Among the entries below, find every line that has "Settings" and pull it out.
Start of MATERIAL FOR THE TASK
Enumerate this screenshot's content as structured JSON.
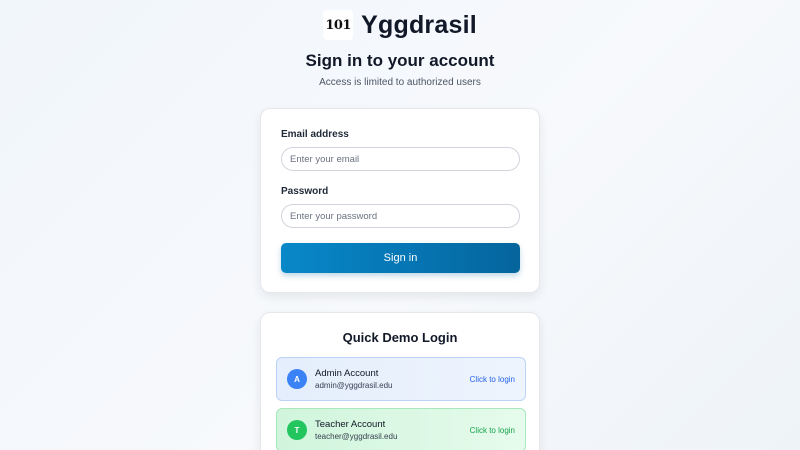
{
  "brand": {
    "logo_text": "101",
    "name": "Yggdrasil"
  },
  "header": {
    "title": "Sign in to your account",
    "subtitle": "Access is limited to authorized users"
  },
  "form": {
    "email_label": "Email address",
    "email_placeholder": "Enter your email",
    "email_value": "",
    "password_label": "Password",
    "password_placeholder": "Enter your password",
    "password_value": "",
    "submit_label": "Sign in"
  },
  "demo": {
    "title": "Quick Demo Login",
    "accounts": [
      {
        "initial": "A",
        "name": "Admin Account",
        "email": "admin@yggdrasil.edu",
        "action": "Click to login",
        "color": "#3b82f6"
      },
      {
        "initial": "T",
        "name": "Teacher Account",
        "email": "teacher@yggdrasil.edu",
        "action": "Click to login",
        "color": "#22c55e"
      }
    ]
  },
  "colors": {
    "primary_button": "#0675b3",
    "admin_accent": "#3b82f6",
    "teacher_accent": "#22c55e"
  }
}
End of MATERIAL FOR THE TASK
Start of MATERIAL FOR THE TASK
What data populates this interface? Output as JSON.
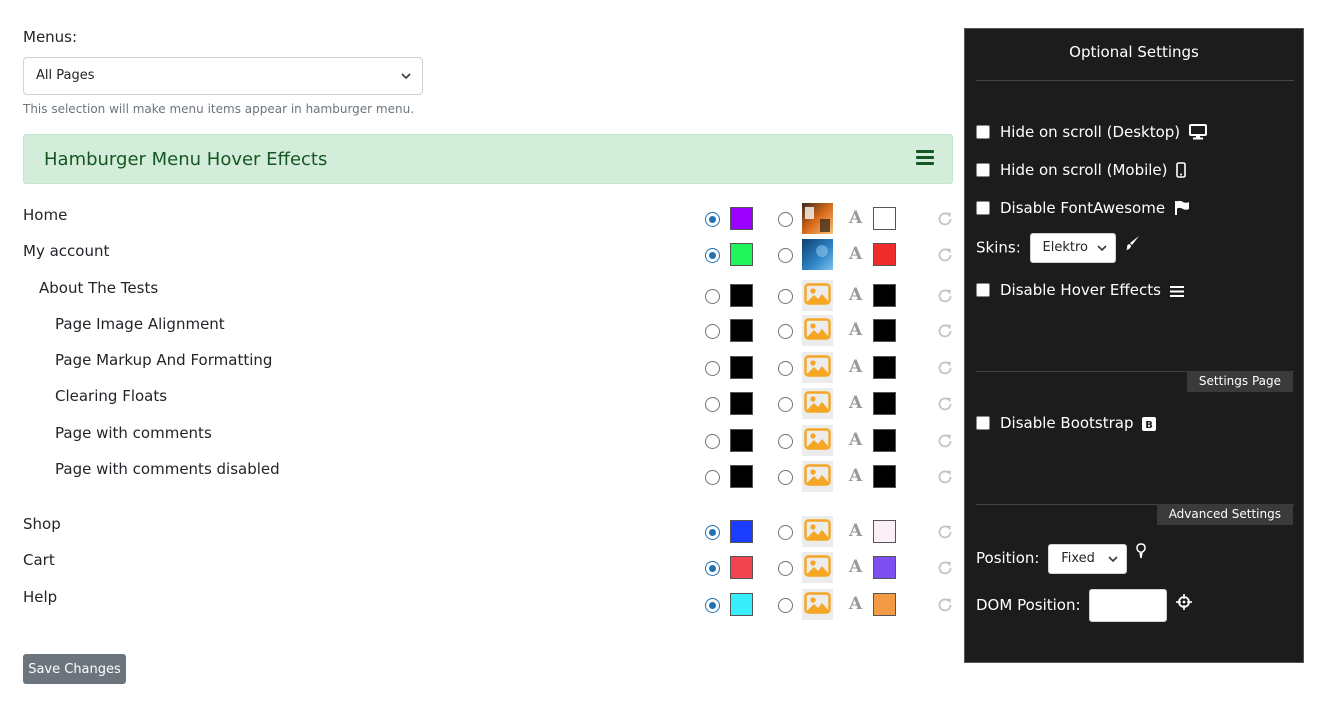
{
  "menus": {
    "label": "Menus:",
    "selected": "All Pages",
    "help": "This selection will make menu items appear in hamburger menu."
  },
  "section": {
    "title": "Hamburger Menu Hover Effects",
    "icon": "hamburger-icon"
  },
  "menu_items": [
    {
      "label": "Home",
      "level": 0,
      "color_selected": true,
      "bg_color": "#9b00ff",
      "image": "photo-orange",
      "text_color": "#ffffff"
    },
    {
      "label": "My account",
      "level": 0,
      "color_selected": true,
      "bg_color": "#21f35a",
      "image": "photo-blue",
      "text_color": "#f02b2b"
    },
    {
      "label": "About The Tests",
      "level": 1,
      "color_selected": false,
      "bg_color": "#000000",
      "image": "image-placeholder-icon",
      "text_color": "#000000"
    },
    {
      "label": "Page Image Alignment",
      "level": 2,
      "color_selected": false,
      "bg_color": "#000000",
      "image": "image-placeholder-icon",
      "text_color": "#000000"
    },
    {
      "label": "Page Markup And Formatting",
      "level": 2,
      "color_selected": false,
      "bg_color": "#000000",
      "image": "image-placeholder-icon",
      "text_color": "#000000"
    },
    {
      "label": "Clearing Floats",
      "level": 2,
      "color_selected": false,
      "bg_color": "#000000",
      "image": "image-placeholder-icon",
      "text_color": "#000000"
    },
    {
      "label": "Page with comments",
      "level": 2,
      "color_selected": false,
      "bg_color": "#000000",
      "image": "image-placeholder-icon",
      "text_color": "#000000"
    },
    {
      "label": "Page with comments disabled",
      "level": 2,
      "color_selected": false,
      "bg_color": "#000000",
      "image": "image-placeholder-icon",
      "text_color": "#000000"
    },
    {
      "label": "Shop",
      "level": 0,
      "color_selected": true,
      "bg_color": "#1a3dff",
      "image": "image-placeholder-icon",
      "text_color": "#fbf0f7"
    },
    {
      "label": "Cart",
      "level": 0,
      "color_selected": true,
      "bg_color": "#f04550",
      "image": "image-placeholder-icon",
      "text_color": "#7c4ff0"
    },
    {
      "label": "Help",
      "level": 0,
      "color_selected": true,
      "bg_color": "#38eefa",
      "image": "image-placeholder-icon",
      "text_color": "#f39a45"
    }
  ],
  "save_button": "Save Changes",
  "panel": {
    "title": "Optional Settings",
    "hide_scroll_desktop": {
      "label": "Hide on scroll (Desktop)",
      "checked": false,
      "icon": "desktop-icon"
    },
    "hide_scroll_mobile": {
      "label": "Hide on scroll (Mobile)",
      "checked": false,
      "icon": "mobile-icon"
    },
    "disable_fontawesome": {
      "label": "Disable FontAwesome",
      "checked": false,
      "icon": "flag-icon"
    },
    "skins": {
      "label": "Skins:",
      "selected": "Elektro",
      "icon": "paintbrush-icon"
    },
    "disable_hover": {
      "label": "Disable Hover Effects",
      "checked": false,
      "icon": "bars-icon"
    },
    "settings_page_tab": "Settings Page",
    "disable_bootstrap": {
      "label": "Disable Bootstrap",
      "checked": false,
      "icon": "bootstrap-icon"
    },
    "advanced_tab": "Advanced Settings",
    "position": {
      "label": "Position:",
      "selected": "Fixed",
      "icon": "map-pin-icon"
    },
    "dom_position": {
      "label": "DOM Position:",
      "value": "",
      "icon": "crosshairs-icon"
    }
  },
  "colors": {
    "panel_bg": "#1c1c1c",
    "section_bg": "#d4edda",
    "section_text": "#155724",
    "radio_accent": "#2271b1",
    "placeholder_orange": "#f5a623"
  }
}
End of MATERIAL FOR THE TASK
■ **ANSWER FOR THE TASK**
    "title": "Optional Settings",
    "settings_page_tab": "Settings Page",
    "advanced_tab": "Advanced Settings",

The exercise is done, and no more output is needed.